Towards a safer, driverless future
Swiss Re teams up with HERE to map the insurance implications of connected cars and automated cars.
New technologies such as car connectivity and Automated Driver Assistance Systems (ADAS) are disrupting the motoring world, making driving much safer and opening new opportunities for re/insurers.
According to a new study, a collaboration between maps giant HERE and Swiss Re, sophisticated ADAS features could cut motor accident frequency by more than 3.5% by 2020, helping reduce the yearly 1.2 million fatal road traffic accidents worldwide.
Fewer accidents will likely lead to lower expected losses for insurers, which in turn should bring down overall 3rd party motor liability premiums. As sensors and car computing become more complex and replace an increasing number of the driving decisions, part of the liability will shift from the driver to the product manufacturer. However, other motor risks, such as damage from hail or losses from theft, will remain.

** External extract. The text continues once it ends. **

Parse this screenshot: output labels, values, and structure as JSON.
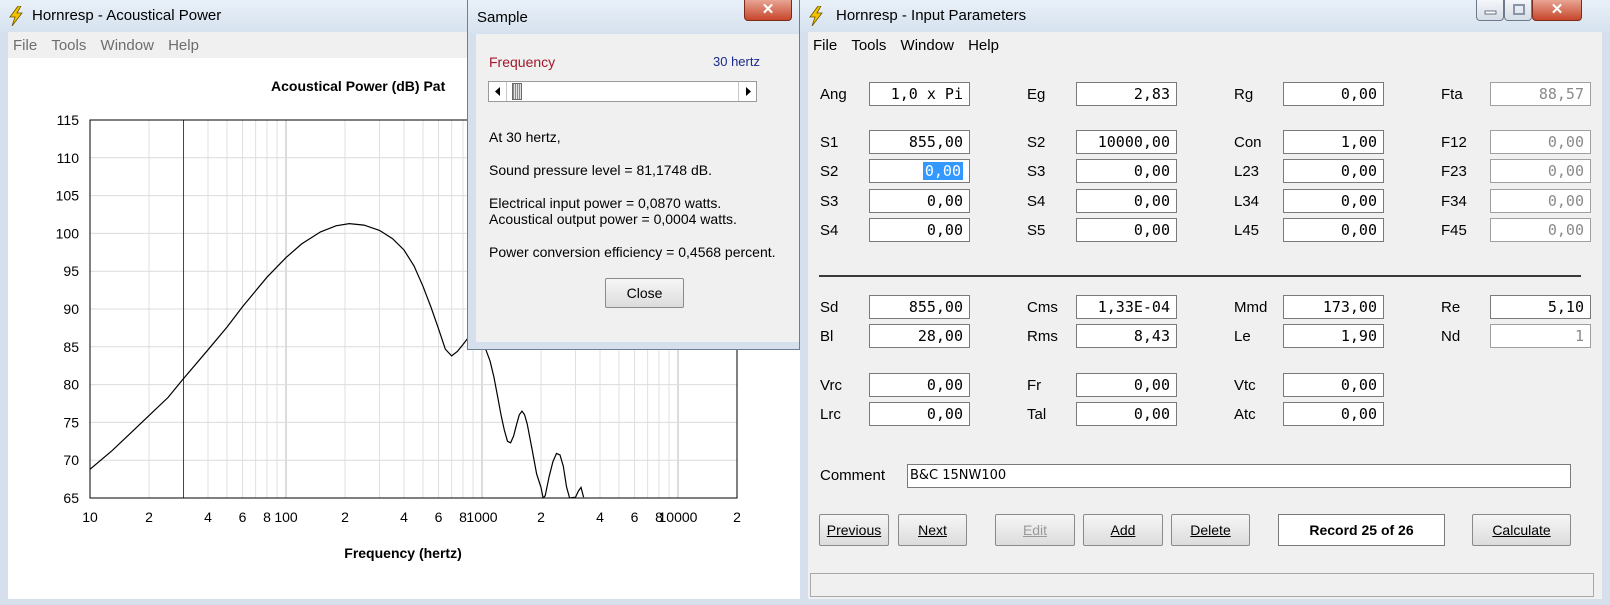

The research also found that car connectivity opens huge opportunities in the area of Usage-Based Insurance (UBI). Products based on how often, where and how people drive not only enable insurers to foster better driving behaviours -leading to lower risks- but also offer new solutions for increased flexibility. For instance, in future, users will be able pay for car insurance cover for as little as an hour's driving, and rates will adjust from one drive to the next.
Jayne Plunkett, who heads up the Casualty Reinsurance Underwriting Division at Swiss Re, highlighted: "New technologies are helping us better understand and manage risks. Vehicles outfitted with sensors and control modules that enable vehicle-to-vehicle (V2V) and vehicle-to-infrastructure (V2I) communications offer drivers re-routing suggestions to avoid road hazards and call for assistance in the event of an accident. Soon, cars will have precise-enough awareness of where they are in relation to other vehicles and potential hazards to take preemptive action to avoid accidents, helping us make the world's roads safer and increase resilience".